### 4-celled one-sided polyominoes, popularized by "The New Tetris" game for Nintendo-64 (there are 7 of them)

There are seven 4-celled one-sided polyominoes:

4-celled one-sided polyominoes
 T Z S J L I O

### The 37 ways to tile a 4-by-4 square with Tetris pieces

tilings of the 4-by-4 square
 TTTT1 TTTT2 JJ-JJ JJJJ LL-LL LLLL IIII OOOO TTJS I-TTJ1 I-TTJ2 TTLZ I-TTL1 I-TTL2 ZZLL I-ZLJ1 I-ZLJ2 I-ZJJ SSJJ I-SJL1 I-SJL2 I-SLL JJ-OO I-JJ-I II-JJ I-JJO1 I-JJO2 LL-OO I-LL-I II-LL I-LLO1 I-LLO2 JJ-LL I-OO-I II-OO I-LOJ1 I-LOJ2

### Summary of Section 1

The sequence of the number of ways to tile an n-by-n square with one-sided polyominoes with n cells (n-polyominoes) for n=1,2,3,4,... is 1,1,3,37,...  Note: two tilings are considered distinct if neither one is a rotation of the other.

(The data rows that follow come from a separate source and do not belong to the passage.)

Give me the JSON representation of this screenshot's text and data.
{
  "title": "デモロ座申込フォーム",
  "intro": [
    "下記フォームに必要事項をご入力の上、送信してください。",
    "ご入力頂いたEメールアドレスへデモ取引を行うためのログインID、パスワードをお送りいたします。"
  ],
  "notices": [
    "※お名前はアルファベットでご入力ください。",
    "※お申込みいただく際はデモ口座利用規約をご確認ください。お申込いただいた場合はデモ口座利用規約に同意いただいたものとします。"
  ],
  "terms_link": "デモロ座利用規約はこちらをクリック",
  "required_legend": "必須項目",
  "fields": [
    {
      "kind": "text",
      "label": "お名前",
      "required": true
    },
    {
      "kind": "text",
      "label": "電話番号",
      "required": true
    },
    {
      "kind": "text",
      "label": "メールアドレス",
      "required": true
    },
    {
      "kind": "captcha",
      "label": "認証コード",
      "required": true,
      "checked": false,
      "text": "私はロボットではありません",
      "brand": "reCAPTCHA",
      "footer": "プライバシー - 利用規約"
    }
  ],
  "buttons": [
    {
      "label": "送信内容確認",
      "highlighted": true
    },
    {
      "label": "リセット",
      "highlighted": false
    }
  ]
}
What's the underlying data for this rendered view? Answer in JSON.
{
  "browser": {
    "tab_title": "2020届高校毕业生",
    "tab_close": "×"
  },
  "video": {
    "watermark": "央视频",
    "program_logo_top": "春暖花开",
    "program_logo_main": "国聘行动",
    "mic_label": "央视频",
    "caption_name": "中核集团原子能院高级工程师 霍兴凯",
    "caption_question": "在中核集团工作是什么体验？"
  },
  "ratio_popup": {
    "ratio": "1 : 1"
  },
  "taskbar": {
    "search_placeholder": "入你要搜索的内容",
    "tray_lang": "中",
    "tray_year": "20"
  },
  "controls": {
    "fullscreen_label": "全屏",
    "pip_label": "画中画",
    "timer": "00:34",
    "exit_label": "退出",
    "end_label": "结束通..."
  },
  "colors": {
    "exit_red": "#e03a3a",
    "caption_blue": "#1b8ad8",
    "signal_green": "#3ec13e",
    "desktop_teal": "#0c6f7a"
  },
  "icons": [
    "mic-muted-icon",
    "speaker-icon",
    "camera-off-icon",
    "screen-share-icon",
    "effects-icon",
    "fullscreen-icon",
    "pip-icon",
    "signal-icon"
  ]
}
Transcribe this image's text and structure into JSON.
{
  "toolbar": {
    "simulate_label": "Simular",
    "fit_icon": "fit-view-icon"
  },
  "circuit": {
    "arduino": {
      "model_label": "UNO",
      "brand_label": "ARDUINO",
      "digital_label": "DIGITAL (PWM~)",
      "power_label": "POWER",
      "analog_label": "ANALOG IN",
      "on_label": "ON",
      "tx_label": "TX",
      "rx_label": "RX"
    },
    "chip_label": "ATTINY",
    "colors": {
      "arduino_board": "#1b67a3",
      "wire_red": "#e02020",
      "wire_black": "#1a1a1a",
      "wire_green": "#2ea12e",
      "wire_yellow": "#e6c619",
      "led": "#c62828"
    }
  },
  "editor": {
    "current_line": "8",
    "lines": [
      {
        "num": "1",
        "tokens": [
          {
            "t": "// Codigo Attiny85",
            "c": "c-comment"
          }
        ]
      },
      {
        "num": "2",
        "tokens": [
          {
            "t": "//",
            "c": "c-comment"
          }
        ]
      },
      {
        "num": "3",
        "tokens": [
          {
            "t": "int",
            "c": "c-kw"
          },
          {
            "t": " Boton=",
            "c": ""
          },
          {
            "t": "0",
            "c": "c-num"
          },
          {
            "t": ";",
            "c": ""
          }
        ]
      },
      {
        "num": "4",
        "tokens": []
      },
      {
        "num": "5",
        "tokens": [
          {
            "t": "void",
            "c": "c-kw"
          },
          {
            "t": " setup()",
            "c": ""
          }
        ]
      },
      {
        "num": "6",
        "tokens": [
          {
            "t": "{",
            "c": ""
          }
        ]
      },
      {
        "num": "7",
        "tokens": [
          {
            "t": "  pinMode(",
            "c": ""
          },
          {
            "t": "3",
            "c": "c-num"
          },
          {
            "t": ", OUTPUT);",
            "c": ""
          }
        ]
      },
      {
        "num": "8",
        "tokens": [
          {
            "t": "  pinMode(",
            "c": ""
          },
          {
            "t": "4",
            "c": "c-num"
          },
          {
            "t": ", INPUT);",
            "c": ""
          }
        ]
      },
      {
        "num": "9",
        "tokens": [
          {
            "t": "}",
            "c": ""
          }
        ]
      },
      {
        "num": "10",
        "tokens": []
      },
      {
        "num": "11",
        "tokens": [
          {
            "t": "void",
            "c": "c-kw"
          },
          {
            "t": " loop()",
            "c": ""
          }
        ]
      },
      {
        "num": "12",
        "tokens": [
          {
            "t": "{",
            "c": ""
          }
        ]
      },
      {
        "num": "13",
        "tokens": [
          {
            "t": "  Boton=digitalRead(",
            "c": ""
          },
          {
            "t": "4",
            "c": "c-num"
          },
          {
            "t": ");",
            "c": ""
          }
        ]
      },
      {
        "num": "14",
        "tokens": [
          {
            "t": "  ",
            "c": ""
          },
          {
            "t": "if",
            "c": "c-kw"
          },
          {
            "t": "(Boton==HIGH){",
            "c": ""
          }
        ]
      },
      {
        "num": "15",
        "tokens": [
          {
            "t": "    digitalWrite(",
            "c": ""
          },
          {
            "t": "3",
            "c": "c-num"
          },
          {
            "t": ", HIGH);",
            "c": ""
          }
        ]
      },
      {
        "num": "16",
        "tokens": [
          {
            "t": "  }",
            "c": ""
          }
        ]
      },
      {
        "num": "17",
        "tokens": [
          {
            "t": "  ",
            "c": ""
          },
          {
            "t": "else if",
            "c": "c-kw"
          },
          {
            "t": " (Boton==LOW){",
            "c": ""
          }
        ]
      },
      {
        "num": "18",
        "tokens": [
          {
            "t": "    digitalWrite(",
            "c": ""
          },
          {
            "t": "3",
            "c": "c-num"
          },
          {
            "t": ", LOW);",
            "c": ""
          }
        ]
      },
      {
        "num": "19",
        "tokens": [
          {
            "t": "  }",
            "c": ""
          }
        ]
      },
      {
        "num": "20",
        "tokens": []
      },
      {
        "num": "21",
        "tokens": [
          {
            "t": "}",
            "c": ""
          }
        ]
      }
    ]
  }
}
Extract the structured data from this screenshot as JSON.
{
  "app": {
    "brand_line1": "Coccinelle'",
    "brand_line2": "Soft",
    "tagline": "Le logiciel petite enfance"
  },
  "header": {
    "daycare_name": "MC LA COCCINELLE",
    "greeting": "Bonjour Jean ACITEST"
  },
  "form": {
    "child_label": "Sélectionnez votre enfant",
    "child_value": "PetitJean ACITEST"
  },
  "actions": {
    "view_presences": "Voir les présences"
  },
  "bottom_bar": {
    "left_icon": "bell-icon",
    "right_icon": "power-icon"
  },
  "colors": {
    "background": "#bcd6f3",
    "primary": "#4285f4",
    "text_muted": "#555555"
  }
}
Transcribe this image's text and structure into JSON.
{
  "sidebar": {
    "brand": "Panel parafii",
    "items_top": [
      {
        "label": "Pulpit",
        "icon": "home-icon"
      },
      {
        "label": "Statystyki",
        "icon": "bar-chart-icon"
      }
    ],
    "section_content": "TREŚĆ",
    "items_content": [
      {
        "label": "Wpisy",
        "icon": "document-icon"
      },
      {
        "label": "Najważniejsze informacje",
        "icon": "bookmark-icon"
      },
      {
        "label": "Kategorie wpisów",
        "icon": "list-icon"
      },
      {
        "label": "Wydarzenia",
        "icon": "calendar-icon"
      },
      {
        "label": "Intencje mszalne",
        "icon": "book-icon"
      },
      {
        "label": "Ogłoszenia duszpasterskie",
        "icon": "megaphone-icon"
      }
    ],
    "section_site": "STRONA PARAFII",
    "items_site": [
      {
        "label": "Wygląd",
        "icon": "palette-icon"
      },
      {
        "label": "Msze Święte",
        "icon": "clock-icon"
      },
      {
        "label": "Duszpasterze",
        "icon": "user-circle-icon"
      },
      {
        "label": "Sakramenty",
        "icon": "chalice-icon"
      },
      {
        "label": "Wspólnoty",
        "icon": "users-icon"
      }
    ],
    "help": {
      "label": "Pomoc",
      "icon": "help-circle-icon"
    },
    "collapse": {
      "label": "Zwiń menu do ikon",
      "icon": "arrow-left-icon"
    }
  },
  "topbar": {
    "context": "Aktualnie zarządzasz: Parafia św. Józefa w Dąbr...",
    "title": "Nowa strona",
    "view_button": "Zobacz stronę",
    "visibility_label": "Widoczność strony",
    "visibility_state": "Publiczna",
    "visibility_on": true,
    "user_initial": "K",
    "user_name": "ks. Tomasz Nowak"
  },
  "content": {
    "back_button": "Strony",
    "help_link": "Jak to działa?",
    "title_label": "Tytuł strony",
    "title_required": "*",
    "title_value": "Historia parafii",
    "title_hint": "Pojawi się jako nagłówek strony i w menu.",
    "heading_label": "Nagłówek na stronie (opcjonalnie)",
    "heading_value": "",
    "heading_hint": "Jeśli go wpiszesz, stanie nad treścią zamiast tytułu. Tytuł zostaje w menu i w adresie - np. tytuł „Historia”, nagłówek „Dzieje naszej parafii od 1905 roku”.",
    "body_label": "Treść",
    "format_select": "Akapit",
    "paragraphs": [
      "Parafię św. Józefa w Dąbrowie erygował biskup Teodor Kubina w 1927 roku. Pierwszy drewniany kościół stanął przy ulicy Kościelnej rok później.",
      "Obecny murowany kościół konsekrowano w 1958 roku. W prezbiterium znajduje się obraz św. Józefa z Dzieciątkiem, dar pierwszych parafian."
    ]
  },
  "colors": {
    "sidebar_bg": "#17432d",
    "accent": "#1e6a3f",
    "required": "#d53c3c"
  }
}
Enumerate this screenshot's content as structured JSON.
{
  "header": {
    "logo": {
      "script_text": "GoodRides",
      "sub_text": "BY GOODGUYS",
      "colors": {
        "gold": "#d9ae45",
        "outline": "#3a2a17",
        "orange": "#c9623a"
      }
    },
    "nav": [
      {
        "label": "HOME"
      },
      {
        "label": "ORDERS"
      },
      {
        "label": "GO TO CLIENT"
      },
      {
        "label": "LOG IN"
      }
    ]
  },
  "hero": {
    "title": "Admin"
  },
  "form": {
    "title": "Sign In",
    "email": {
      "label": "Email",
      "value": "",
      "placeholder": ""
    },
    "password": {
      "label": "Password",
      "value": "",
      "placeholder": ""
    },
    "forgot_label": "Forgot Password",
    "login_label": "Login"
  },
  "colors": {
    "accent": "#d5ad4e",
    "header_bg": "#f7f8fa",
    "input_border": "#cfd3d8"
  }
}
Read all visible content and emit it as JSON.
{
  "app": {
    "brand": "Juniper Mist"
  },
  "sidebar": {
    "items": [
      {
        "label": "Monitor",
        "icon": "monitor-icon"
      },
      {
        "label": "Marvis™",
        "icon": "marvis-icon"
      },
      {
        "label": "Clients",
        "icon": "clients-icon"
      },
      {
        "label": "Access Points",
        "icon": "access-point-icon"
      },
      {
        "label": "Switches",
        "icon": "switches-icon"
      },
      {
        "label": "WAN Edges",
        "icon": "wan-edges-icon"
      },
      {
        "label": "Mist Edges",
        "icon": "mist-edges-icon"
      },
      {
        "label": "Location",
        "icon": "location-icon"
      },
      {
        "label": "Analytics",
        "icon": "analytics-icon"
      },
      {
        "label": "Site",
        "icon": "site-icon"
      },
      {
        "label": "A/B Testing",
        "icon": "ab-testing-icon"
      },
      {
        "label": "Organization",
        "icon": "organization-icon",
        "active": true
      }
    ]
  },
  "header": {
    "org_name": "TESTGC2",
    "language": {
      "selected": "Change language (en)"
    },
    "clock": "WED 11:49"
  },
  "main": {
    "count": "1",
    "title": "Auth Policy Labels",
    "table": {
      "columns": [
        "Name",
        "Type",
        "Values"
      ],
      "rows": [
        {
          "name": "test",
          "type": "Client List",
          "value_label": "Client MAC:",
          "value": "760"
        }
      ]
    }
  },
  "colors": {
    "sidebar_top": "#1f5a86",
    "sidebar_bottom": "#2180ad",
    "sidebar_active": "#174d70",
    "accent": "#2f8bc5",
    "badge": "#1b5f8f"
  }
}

## Section 2: Method of finding distinct tilings of an n-by-n square by one-sided n-polyominoes

Section 2: Detailed description of the method of finding distinct tilings of an n-by-n square by n-polyominoes, for n=0,1,2,3,4, and maybe someday, 5.

This section is currently under construction . . . . . .

### Overview

(an overview will be created later.)

## Section 3: Odds and Ends

Odds and ends are interesting factoids that arose in connection with this topic.

### Chiral

Merriam-Webster defines chiral as: of, relating to, or being a molecule that is nonsuperimposable on its mirror image.  Of polyominoes, the word is used to describe ones that are distinct — or considered distinct — from their mirror images.  OEIS applies the word to the sequence of numbers of one-sided polyominoes with n cells to mean that some of the polyominoes for each n are chiral in that they are considered distinct from their mirror images.  The description of A000988 is: Number of one-sided (or chiral) polyominoes with n cells.  When n is 4, for example, there are two pairs of chiral tetrominoes: L,J and Z,S.  Together with the I, O, and T, there are 7 one-sided tetrominoes.  Compare this to A000105, the Number of polyominoes with n cells, which considers L and J to be the same, and Z and S to be the same.  Viewed this way, there are five tetrominoes: L, Z, I, O, and T.  None of them are chiral, because none of them is considered distinct from its mirror image.

I think the polyomino entries in OEIS should be changed as follows.

A000988, the number of n-celled one-sided polyominoes, uses the word "chiral" in a misleading way. Chiral means distinct from its mirror image. True, it is reasonable to characterize free polyominoes (A000105) as non-chiral in that no free polyomino is considered distinct from its mirror image. However not all one-sided polyominoes (A000988) are chiral. In fact, a better sequence to describe chiral polyominoes is A030228, which are the polyominoes lacking bilateral symmetry.

I suggest removing the word "chiral" from the description of A000988, and adding the following comment to all three sequences, along with appropriate cross-references (I checked later, and found these suggestions were adopted):

A000105(n) + A030228(n) = A000988(n) because the number of free polyominoes plus the number of polyominoes lacking bilateral symmetry equals the number of one-sided polyominoes.

### Internet references

Tetriswiki: Square_Platforming

OEIS: A000105 — number of polyominoes with n cells - 1, 1, 1, 2, 5, 12, ...

OEIS: A000988 — number of one-sided polyominoes with n cells - 1, 1, 1, 2, 7, 18, ...

Wikipedia: Polyomino is a clear description of polyominoes — free, one-sided, and fixed.

Wikipedia: Tetromino describes 4-celled polyominoes — the one-sided ones are the seven Tetris pieces.

### Related pages in this website

Polyominoes enumerates and classifies polyominoes by their bilateral and rotational symmetries, and the size of the smallest rectangle that encloses them.

Tetromino Soup is a puzzle asking for the probability of forming each of the five free tetrominoes by a random walk

The webmaster and author of this Math Help site is Graeme McRae.